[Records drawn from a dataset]
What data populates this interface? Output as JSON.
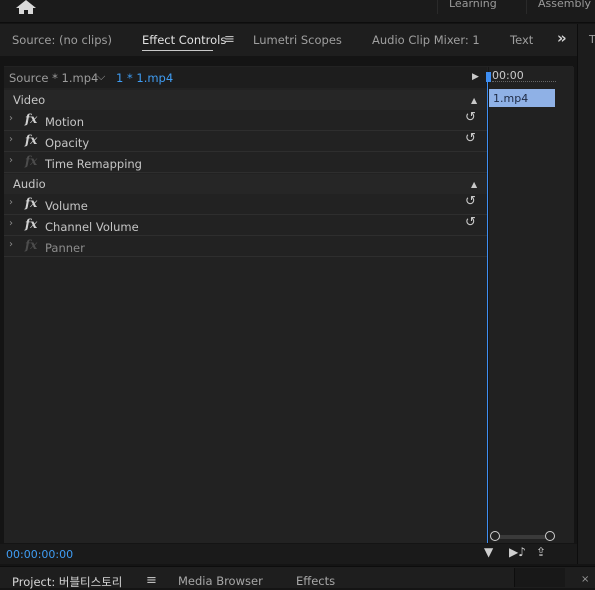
{
  "workspaces": {
    "learning": "Learning",
    "assembly": "Assembly"
  },
  "panel_tabs": {
    "source": "Source: (no clips)",
    "effect_controls": "Effect Controls",
    "lumetri_scopes": "Lumetri Scopes",
    "audio_clip_mixer": "Audio Clip Mixer: 1",
    "text": "Text",
    "right_panel_letter": "T"
  },
  "clip_bar": {
    "source_clip": "Source * 1.mp4",
    "active_clip": "1 * 1.mp4"
  },
  "sections": {
    "video": {
      "label": "Video",
      "effects": [
        "Motion",
        "Opacity",
        "Time Remapping"
      ]
    },
    "audio": {
      "label": "Audio",
      "effects": [
        "Volume",
        "Channel Volume",
        "Panner"
      ]
    }
  },
  "mini_timeline": {
    "time": "00:00",
    "clip_label": "1.mp4"
  },
  "status": {
    "timecode": "00:00:00:00"
  },
  "lower_tabs": {
    "project": "Project: 버블티스토리",
    "media_browser": "Media Browser",
    "effects": "Effects"
  },
  "icons": {
    "home": "home-icon",
    "menu": "hamburger-menu-icon",
    "overflow": "double-chevron-right-icon",
    "fx": "fx-icon",
    "reset": "reset-icon",
    "filter": "filter-icon",
    "loop_audio": "play-audio-icon",
    "export": "export-icon"
  },
  "colors": {
    "accent": "#3f9cf2",
    "clip_block": "#8fb1e6",
    "panel_bg": "#222222"
  }
}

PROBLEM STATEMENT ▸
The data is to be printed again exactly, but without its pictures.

YOUR RESPONSE ▸
What data populates this interface? Output as JSON.
{
  "workspaces": {
    "learning": "Learning",
    "assembly": "Assembly"
  },
  "panel_tabs": {
    "source": "Source: (no clips)",
    "effect_controls": "Effect Controls",
    "lumetri_scopes": "Lumetri Scopes",
    "audio_clip_mixer": "Audio Clip Mixer: 1",
    "text": "Text",
    "right_panel_letter": "T"
  },
  "clip_bar": {
    "source_clip": "Source * 1.mp4",
    "active_clip": "1 * 1.mp4"
  },
  "sections": {
    "video": {
      "label": "Video",
      "effects": [
        "Motion",
        "Opacity",
        "Time Remapping"
      ]
    },
    "audio": {
      "label": "Audio",
      "effects": [
        "Volume",
        "Channel Volume",
        "Panner"
      ]
    }
  },
  "mini_timeline": {
    "time": "00:00",
    "clip_label": "1.mp4"
  },
  "status": {
    "timecode": "00:00:00:00"
  },
  "lower_tabs": {
    "project": "Project: 버블티스토리",
    "media_browser": "Media Browser",
    "effects": "Effects"
  },
  "icons": {
    "home": "home-icon",
    "menu": "hamburger-menu-icon",
    "overflow": "double-chevron-right-icon",
    "fx": "fx-icon",
    "reset": "reset-icon",
    "filter": "filter-icon",
    "loop_audio": "play-audio-icon",
    "export": "export-icon"
  },
  "colors": {
    "accent": "#3f9cf2",
    "clip_block": "#8fb1e6",
    "panel_bg": "#222222"
  }
}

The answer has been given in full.